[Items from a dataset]
# # # #

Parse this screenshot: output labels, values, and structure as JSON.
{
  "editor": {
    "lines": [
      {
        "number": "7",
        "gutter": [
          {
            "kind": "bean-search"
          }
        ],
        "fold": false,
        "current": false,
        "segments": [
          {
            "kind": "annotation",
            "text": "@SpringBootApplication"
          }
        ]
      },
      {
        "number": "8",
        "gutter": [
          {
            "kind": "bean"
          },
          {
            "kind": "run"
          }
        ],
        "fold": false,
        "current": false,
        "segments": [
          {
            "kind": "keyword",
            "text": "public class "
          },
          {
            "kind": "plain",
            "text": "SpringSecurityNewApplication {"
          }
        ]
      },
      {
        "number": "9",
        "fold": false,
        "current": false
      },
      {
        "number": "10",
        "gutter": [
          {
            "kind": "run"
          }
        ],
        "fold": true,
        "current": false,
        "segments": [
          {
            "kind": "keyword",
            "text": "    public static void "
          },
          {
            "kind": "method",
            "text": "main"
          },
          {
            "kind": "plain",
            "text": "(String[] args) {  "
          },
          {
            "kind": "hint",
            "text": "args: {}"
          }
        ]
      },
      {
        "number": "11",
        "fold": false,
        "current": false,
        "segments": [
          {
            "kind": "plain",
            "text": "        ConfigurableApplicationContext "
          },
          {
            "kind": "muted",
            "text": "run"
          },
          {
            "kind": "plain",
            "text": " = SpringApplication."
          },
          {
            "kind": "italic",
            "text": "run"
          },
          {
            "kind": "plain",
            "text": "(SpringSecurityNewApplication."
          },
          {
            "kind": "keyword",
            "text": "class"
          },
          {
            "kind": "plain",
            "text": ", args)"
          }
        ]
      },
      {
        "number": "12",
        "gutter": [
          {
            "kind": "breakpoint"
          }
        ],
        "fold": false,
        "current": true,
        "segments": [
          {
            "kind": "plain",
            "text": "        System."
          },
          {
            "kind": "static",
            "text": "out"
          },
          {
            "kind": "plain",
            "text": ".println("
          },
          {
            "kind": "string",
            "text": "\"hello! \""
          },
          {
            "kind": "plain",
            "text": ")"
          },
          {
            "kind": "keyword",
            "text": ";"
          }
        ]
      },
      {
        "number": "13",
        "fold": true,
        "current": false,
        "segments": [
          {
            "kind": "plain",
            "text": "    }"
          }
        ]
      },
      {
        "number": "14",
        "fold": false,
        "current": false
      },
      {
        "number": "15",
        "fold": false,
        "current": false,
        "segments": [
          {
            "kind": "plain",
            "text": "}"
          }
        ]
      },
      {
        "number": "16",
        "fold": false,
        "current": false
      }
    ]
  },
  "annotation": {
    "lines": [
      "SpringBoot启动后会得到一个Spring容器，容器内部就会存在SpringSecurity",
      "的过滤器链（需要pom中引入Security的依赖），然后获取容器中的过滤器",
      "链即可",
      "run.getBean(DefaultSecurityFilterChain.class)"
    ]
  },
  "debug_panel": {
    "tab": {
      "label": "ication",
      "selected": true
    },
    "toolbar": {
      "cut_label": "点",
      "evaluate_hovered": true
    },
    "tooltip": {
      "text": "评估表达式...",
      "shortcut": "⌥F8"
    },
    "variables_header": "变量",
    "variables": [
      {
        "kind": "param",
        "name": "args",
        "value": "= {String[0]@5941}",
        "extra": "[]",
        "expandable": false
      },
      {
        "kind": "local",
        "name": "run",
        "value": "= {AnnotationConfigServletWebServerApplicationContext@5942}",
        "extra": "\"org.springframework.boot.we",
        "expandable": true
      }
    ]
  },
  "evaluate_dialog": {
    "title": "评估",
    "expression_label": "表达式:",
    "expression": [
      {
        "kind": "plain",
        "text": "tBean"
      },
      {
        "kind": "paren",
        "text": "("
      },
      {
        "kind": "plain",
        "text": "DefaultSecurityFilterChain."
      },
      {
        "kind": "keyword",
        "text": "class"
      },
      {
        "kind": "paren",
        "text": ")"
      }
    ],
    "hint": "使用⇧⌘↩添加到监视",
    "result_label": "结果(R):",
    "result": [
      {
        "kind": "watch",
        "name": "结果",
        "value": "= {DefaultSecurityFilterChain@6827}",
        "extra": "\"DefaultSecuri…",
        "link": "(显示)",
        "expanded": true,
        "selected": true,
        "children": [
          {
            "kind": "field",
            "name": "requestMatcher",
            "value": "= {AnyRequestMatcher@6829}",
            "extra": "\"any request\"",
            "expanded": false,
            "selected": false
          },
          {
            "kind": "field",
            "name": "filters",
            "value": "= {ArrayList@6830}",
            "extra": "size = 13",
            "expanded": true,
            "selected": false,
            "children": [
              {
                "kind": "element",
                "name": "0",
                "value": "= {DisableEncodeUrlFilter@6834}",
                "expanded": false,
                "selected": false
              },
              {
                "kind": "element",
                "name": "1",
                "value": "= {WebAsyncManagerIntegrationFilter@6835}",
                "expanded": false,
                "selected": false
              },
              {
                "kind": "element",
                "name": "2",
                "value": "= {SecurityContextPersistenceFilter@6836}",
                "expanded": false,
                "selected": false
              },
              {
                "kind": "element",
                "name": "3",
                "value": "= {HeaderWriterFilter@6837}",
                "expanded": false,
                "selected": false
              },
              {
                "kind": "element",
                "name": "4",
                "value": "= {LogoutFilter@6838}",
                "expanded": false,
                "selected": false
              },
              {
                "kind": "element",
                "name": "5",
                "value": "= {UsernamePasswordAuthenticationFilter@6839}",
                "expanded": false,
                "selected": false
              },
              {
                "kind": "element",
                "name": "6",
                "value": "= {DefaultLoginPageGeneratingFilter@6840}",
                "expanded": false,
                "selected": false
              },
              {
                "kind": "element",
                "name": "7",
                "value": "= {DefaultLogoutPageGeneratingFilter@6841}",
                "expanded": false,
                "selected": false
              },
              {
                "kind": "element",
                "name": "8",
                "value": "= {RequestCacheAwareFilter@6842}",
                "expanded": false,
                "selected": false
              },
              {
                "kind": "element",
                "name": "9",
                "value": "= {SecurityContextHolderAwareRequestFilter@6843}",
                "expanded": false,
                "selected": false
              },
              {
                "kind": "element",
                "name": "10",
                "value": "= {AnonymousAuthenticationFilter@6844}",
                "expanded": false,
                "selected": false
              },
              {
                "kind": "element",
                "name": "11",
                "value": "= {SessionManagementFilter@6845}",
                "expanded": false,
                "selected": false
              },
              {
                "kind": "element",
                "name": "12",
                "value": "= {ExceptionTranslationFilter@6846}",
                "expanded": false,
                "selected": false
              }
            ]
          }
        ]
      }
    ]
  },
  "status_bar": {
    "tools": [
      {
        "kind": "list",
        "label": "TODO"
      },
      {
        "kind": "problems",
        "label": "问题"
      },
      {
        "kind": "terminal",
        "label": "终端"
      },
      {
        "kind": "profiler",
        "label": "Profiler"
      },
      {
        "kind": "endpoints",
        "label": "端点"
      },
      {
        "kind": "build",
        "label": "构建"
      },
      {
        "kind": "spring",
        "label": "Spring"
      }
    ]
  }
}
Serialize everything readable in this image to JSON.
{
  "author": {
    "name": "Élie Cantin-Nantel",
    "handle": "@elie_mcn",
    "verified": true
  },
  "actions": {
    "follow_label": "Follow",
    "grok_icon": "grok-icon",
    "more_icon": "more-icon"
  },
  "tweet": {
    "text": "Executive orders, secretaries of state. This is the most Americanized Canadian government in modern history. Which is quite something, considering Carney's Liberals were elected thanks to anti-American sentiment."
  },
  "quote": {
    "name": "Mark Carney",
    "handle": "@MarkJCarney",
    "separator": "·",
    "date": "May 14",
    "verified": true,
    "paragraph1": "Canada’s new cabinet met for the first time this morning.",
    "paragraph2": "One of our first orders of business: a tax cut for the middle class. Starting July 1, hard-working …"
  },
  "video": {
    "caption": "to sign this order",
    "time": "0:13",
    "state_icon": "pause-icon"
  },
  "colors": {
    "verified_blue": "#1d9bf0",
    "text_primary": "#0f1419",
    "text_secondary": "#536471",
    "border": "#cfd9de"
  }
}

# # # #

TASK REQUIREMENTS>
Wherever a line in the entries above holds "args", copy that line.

ANSWER SECTION>
            "text": "(String[] args) {  "
            "text": "args: {}"
            "text": ", args)"
        "name": "args",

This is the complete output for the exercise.